Assigned task: Records follow. Pull out every line that contains "optional".

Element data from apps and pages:

= Beginning of Section =

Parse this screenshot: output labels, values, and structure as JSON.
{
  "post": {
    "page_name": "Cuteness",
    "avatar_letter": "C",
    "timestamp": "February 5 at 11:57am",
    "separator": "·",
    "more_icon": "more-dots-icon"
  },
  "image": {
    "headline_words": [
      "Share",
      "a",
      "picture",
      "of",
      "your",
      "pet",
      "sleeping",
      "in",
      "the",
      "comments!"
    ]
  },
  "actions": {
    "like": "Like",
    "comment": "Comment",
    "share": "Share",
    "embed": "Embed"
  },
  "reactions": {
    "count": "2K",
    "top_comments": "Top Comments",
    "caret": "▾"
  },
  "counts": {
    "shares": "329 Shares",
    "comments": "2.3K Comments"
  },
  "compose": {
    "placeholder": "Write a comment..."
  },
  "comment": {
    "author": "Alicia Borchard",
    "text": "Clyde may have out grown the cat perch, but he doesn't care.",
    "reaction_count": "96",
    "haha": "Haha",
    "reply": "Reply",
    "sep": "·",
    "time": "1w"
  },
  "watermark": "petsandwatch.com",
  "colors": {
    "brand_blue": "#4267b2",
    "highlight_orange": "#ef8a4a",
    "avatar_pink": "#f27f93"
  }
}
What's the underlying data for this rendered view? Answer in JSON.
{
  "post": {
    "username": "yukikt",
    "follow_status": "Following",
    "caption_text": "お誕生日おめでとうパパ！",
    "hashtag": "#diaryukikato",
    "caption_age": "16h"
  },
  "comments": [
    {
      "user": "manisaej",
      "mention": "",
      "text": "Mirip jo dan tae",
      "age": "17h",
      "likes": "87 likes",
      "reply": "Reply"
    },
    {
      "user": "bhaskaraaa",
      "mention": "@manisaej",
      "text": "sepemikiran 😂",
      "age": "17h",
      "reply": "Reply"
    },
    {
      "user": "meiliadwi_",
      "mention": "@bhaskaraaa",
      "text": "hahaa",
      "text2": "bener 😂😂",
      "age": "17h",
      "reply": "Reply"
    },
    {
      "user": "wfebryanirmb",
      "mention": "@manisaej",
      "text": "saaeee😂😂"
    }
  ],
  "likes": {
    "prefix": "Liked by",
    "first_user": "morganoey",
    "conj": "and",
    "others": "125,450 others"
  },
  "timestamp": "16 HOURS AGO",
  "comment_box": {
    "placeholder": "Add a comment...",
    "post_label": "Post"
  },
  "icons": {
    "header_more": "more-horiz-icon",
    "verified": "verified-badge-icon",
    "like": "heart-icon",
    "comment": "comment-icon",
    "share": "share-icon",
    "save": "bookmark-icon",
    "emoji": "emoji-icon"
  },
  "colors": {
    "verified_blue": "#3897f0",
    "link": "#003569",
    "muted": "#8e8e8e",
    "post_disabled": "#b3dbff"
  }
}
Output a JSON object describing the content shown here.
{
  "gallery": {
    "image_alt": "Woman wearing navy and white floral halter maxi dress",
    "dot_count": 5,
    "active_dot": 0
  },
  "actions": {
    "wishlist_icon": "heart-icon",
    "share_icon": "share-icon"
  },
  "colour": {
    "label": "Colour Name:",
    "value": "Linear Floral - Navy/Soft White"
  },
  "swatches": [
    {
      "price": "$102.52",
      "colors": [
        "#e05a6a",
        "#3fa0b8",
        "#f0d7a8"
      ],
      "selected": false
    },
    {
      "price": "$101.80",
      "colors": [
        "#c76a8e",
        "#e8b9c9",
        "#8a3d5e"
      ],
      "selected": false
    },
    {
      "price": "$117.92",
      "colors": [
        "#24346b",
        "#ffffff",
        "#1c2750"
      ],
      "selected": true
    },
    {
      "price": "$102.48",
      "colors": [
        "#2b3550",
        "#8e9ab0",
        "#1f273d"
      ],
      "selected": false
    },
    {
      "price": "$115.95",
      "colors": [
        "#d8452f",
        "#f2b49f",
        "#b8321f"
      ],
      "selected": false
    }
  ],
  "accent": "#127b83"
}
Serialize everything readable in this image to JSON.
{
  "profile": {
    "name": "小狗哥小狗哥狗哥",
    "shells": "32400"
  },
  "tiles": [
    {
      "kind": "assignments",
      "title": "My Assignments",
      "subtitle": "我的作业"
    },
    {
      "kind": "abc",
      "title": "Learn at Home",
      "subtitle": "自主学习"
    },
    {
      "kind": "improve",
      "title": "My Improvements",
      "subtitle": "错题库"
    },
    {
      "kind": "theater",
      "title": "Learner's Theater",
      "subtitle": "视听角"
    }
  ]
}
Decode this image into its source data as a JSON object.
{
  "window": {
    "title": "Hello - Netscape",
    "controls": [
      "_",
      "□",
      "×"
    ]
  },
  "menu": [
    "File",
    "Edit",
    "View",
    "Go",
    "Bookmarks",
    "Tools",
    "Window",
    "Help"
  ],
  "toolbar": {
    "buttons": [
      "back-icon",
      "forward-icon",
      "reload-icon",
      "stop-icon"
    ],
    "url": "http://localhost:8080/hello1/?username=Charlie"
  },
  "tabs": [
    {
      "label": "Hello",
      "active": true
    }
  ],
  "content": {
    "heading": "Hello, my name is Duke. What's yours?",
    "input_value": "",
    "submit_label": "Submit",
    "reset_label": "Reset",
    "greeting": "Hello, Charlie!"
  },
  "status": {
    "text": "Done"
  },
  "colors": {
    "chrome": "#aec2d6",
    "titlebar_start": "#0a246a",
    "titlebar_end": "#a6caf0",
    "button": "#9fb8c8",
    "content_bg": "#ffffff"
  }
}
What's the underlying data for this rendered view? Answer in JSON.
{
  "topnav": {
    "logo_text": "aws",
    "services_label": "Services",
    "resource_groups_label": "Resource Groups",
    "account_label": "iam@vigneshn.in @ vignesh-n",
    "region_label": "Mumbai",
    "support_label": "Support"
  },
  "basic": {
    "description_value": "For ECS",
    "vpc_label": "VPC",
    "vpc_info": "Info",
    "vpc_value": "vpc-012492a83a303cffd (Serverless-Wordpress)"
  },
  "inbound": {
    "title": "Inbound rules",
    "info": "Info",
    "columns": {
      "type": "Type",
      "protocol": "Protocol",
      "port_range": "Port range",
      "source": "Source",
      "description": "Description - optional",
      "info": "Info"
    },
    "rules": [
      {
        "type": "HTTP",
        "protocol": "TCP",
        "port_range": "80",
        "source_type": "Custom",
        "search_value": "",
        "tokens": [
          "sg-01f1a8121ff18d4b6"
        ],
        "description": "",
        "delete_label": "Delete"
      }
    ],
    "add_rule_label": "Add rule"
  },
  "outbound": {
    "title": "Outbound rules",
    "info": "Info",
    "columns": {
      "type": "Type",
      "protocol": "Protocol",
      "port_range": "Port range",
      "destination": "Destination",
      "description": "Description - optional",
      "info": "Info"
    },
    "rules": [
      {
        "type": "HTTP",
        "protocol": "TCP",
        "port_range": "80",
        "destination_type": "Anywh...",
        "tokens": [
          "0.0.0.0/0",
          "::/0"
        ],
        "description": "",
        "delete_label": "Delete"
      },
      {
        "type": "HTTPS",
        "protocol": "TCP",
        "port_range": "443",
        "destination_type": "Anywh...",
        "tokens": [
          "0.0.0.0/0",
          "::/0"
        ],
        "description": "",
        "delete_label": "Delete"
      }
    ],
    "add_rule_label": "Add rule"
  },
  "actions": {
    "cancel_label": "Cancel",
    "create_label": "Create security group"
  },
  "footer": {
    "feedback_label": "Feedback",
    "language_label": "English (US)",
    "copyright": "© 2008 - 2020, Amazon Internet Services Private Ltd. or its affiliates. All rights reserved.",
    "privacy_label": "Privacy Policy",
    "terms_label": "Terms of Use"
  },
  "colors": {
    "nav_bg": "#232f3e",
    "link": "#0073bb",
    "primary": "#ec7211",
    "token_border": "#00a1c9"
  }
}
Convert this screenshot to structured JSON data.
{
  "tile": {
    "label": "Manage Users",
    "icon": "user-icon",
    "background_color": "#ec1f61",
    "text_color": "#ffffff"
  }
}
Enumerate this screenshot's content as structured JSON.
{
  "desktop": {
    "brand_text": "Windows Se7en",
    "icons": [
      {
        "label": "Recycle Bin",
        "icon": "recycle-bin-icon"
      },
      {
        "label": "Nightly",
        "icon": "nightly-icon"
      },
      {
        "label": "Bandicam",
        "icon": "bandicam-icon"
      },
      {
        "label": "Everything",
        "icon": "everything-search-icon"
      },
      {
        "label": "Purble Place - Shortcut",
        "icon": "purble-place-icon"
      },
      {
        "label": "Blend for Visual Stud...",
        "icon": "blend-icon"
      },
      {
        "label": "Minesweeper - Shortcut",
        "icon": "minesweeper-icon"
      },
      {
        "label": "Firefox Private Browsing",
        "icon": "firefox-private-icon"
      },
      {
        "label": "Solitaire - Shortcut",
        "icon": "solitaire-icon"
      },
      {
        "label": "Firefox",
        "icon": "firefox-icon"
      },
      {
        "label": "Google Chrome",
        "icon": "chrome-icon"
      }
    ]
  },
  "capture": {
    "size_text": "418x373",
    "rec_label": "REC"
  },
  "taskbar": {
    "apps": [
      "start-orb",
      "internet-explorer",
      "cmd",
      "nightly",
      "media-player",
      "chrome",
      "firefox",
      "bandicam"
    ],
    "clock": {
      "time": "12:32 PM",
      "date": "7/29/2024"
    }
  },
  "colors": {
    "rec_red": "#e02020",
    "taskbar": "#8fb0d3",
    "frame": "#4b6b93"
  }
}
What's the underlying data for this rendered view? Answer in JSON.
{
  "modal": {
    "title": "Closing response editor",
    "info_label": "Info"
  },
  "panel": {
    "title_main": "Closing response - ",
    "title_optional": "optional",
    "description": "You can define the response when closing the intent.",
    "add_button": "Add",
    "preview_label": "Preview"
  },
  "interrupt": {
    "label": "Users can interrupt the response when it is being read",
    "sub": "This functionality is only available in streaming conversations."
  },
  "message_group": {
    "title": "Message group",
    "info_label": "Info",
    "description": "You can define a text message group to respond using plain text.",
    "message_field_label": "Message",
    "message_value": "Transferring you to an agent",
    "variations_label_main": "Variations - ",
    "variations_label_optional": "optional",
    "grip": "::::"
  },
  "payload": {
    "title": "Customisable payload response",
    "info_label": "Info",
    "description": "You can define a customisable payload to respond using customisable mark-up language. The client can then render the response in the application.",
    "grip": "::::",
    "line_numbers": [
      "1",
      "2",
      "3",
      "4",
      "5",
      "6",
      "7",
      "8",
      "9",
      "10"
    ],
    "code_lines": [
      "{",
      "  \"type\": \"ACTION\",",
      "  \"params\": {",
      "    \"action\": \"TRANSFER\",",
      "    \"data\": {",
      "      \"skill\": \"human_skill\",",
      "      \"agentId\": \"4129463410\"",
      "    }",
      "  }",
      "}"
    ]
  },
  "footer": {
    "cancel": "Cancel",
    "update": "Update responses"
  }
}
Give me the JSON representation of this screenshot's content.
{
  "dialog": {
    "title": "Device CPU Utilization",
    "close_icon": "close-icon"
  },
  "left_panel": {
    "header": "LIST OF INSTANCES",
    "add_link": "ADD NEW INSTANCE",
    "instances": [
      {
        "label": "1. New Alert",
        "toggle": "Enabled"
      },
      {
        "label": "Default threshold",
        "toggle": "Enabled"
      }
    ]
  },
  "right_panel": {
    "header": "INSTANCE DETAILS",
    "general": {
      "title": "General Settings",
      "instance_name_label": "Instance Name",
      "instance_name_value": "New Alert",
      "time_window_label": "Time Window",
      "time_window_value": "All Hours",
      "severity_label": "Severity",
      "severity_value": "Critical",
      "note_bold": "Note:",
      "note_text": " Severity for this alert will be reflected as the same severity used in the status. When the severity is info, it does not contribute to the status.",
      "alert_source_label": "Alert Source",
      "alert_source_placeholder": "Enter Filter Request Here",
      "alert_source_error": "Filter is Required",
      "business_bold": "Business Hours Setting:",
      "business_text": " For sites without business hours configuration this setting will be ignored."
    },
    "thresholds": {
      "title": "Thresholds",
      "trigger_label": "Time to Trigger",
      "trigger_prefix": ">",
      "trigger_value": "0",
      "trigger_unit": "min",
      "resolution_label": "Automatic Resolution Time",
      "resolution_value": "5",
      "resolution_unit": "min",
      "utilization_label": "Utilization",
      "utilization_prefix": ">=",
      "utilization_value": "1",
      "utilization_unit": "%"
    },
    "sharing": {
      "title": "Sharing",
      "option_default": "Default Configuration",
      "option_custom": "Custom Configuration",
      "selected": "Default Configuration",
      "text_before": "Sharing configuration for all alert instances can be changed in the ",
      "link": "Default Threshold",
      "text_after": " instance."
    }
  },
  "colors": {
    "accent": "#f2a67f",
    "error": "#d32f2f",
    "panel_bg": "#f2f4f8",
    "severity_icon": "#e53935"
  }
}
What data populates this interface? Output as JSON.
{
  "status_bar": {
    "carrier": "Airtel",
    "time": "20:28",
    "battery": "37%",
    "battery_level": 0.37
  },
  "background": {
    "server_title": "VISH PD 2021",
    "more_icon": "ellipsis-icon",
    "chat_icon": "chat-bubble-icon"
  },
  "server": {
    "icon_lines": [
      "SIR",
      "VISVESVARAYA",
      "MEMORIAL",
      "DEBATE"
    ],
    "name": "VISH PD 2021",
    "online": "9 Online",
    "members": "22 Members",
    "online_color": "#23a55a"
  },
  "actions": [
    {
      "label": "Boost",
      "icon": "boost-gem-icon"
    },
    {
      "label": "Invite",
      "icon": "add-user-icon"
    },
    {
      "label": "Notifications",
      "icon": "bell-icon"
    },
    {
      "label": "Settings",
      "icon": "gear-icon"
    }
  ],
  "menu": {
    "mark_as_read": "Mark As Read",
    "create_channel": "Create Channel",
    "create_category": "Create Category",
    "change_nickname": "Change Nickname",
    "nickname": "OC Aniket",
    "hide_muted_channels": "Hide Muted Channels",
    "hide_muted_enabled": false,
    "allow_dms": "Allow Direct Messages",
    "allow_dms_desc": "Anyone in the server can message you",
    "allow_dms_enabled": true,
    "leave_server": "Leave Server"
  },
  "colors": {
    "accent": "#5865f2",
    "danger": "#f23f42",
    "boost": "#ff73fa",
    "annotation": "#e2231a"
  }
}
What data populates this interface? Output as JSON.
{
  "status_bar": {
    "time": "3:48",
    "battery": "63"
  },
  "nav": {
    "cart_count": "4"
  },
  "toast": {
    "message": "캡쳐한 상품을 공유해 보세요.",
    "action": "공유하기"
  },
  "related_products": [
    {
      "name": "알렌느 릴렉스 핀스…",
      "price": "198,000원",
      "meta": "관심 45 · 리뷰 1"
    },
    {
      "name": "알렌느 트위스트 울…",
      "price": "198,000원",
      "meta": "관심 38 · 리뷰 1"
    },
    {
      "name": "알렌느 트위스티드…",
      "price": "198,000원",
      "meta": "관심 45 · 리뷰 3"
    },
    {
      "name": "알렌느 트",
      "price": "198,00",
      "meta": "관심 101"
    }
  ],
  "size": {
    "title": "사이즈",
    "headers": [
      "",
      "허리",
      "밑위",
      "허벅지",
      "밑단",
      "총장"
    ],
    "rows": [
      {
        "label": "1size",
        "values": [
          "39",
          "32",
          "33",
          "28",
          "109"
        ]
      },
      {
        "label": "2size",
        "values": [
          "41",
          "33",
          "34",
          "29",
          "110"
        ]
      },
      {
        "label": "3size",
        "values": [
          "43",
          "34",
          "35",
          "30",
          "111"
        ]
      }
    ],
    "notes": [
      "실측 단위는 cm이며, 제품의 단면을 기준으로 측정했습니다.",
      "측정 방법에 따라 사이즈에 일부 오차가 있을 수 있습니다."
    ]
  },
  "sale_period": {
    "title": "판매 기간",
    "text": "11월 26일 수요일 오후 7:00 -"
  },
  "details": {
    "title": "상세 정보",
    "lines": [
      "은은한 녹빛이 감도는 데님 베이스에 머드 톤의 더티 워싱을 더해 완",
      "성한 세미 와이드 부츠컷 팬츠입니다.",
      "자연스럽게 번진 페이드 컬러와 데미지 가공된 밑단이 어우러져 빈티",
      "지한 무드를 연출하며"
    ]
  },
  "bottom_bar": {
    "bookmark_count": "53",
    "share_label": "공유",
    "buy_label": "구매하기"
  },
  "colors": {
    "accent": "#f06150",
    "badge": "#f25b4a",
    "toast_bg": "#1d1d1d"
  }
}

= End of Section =

Answer to this problem:
      "description": "Description - optional",
      "description": "Description - optional",
    "title_optional": "optional",
    "variations_label_optional": "optional",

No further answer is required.